The restarted merger talks were originally reported by the Wall Street Journal, though the news has been very positively received by the market. Sprint share price is up over 17%, at the time of writing, while T-Mobile US has increased by 5.5%. The market is clearly excited about such a merger, though it does appear Sprint might need the deal more than T-Mobile US.

Of course it would not be advisable to get too excited just yet, as we’ve been down this path before. Last year the pair were discussing the tie up, only for egos to get in the way as there was no agreement on who would have the controlling voice of the merged entity, while in 2014, regulatory issues killed the deal.
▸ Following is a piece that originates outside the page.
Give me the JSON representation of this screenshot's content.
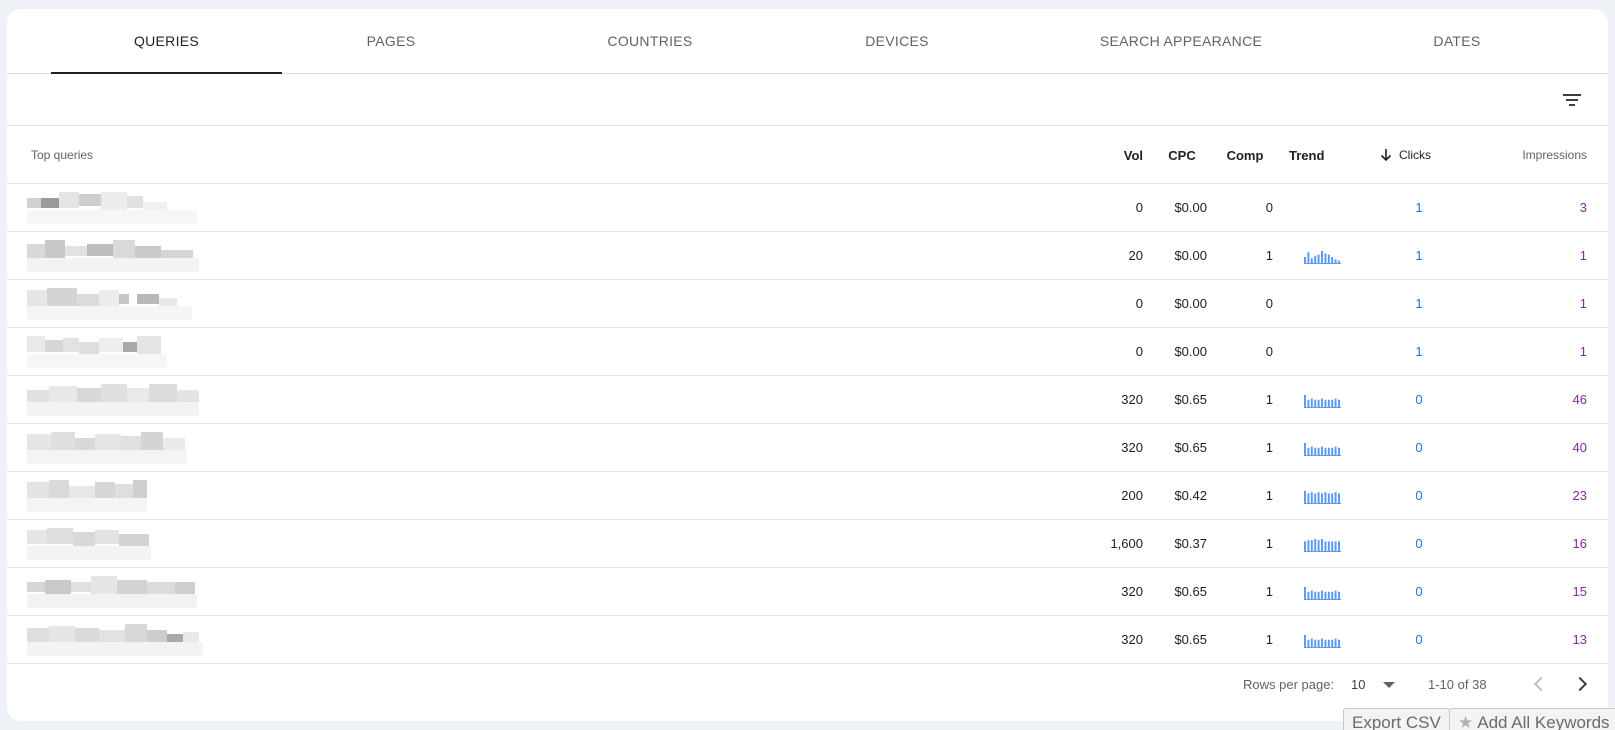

These are still preliminary talks and there is plenty which can go wrong. Little has in the top of the management teams involved, so why anyone thinks the control hurdle has disappeared after only five months is a bit of a mystery. Another factor which might be worth considering is the current administrations seeming opposition to major M&A. The AT&T/Time Warner deal is hanging in the balance, while President Trump killed off the idea of Broadcom acquiring Qualcomm. Reducing competition in the wireless market with the merger of the third and fourth players might not be well received in the current climate.

To remain relevant in the next era of the communications world, something needs to change. T-Mobile US is putting itself in a handy position, but taking the next step to compete with AT&T and Verizon on a level playing field might make the Sprint merger a necessity. A combined business would have just over 120 million customers, just ahead of AT&T but still behind Verizon.

Sprint looks like a business which needs T-Mobile US as well. Excluding the bump experienced over the last 24 hours, share price is down over 40% over the last 12 months as people question how the telco can compete with the top three players. The network is not as good, customer numbers are declining, customer service is deemed poor and the mountain of debt is incredible.

Who needs who more is partly irrelevant, as they both need each other to make a play for the 5G world. A combination of the two networks would offer substantial benefits in terms of consolidated investment strategies, which neither team would say no to. Maybe this is a case of third time lucky?